» Goal of the exercise
Write out each line of the entries below that holds the word "files".

(Dataset entries)
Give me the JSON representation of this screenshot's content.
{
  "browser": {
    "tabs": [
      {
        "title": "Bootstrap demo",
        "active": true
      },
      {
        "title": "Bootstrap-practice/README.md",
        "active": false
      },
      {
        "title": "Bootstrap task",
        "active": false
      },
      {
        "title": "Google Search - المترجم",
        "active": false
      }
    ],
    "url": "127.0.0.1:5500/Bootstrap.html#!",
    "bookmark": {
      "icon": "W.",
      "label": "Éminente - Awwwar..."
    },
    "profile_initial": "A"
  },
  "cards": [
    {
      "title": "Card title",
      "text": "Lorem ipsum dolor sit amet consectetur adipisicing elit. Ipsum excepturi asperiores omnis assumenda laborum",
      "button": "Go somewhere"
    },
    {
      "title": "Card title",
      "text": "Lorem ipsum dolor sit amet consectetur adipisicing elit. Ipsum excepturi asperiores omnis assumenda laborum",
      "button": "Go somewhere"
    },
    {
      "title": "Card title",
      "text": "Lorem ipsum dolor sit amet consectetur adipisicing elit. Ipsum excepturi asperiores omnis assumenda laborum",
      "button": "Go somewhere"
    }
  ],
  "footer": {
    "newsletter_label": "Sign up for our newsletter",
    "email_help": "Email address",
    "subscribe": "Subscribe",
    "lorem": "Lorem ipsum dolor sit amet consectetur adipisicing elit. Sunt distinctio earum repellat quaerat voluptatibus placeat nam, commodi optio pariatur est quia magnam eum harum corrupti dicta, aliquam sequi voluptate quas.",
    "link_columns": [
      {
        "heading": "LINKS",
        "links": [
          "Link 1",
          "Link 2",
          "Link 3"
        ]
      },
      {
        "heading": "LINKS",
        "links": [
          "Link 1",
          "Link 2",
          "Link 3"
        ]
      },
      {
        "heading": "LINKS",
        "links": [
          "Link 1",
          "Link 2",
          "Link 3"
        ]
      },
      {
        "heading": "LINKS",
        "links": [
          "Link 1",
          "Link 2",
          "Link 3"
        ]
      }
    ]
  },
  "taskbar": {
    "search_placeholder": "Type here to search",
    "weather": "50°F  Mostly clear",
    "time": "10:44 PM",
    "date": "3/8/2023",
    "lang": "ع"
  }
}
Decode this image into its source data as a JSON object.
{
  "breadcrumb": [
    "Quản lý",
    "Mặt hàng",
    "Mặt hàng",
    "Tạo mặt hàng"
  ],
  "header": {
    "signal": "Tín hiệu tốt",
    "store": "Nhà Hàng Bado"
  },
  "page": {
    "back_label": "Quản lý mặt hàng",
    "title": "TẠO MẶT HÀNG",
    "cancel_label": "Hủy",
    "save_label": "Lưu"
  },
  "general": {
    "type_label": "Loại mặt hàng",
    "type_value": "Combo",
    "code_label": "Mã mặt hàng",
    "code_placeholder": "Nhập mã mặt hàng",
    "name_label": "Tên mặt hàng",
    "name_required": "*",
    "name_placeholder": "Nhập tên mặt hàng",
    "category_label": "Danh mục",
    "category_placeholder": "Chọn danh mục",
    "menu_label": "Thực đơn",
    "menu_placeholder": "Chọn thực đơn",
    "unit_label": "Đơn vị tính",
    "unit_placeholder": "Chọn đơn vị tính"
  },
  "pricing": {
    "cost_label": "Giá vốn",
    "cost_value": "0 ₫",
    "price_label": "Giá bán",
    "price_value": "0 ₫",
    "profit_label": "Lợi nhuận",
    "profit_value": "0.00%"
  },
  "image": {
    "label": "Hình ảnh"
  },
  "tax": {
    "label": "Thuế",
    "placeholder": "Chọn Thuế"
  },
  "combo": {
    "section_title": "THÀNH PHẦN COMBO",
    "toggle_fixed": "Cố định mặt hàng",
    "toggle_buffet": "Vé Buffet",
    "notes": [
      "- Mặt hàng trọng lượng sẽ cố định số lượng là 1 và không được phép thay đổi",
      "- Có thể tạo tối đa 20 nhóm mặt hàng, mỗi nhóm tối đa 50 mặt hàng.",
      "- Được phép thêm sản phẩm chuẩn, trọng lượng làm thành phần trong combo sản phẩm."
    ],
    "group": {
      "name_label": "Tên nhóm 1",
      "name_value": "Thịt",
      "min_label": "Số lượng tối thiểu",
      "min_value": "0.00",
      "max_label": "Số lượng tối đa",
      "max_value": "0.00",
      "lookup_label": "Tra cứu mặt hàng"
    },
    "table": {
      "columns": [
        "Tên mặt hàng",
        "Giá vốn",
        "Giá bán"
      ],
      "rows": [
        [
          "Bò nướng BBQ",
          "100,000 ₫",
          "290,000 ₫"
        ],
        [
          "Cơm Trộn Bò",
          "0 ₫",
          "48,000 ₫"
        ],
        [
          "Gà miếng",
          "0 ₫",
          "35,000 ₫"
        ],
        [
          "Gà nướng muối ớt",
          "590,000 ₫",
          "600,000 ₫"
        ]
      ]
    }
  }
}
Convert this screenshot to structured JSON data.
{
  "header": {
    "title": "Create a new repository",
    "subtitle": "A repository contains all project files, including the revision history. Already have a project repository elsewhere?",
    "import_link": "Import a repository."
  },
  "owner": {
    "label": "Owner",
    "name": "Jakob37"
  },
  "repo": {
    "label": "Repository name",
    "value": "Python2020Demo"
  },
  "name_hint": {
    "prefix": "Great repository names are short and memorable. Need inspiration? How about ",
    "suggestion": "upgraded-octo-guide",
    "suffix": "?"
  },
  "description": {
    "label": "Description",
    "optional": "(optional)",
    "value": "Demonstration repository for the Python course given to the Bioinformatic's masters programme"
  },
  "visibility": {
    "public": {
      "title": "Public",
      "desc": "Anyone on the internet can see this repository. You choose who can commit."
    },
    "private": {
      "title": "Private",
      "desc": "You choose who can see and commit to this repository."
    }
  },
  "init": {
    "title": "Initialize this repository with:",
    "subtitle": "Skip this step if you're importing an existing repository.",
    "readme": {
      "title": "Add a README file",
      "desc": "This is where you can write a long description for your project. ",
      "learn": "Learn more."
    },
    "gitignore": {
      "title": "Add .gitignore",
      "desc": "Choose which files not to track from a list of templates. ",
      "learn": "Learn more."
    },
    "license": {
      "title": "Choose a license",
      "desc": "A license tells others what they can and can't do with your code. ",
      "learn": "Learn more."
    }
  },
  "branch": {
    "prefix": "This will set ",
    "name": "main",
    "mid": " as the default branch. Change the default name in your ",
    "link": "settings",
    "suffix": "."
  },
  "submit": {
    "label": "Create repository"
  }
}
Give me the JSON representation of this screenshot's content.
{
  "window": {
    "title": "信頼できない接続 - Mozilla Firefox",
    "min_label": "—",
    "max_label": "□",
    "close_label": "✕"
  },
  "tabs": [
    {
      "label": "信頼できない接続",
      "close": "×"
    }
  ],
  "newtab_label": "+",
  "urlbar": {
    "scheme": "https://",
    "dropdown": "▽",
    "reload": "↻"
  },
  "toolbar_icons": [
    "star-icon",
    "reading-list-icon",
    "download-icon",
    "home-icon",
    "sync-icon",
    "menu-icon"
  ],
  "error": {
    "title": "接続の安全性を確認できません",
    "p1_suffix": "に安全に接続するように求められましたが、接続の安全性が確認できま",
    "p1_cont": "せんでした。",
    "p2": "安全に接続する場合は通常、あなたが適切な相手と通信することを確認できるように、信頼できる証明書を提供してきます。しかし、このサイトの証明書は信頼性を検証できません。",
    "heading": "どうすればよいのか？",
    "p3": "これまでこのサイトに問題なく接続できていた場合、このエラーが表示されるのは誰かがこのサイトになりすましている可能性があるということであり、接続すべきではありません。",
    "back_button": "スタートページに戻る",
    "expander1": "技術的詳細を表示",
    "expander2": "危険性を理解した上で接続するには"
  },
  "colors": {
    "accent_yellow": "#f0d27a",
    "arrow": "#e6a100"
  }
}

» Solution to this exercise
    "subtitle": "A repository contains all project files, including the revision history. Already have a project repository elsewhere?",
      "desc": "Choose which files not to track from a list of templates. ",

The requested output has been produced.